Criticising Daniel Barenboim’s East West Diwan orchestra of young Arab and Israeli players is not something many reviewers are prepared to do. The Diwan brings together musicians from either side of the Middle East divide and the playing is, when I have heard it, of a very high youth-orchestra standard. These young artists are playing for peace on earth and goodwill for all mankind, and reviewers treat them as if they were Mother Teresa.
So praise be to Fiona Maddocks who, in today’s Observer, detects a flaw in the enterprise that runs deeper than ‘rough ensemble and problems with tuning’. You can read her whole review here, but allow me to quote the salient passage:

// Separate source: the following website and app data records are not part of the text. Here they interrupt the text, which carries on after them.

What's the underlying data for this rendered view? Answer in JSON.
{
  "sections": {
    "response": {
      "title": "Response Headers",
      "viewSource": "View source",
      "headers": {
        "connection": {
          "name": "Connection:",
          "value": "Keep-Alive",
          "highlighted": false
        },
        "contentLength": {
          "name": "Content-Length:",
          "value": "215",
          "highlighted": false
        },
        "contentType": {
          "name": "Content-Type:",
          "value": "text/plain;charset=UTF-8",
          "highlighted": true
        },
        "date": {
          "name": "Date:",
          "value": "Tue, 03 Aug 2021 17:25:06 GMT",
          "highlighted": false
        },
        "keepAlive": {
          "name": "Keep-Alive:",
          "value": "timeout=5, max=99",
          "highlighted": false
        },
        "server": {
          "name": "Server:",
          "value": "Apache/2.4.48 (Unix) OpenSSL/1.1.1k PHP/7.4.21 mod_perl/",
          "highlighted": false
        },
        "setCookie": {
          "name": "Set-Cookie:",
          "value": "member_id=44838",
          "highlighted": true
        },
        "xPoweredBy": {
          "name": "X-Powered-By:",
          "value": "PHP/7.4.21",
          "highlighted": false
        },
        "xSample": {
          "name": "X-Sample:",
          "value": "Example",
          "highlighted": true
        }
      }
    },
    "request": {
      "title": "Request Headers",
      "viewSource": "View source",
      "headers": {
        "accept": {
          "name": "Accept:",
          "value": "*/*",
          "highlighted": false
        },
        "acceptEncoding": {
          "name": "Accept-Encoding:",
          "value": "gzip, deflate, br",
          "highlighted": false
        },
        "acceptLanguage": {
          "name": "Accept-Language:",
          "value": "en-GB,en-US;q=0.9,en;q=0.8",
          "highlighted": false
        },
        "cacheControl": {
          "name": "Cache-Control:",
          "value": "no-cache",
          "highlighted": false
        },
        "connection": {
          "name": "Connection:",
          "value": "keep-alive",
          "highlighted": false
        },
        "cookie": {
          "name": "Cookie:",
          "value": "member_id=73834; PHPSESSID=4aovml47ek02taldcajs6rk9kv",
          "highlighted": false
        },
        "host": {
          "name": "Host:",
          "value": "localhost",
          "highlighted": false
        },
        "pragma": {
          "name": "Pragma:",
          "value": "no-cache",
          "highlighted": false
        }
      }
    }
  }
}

It has been reported that some Muslim players in the orchestra were observing Ramadan by fasting until nightfall. It is interesting to note, in turn, that none of the Jewish players were observing the Sabbath. I have read no comment on this discrepancy. In a conflict that is avowedly faith-based, does one faith matter more than another?
She has a point, and a very strong one. All creeds are respected in the orchestra’s mission statement, but where some Moslem players maintain their observances and their pride in an ethical heritage, none of the Jewish Israelis, least of all their secular conductor, appears to show more than liberal disdain for the archaic rules of a discarded faith culture.
This is a serious shortcoming. Religious faith of all degrees, from mild affinity to wild fanaticism, lies at the heart of the Middle East conflict. If the Diwan does not represent all forms of faith, its role in the peace dialogue cannot be more than an ephemeral gesture.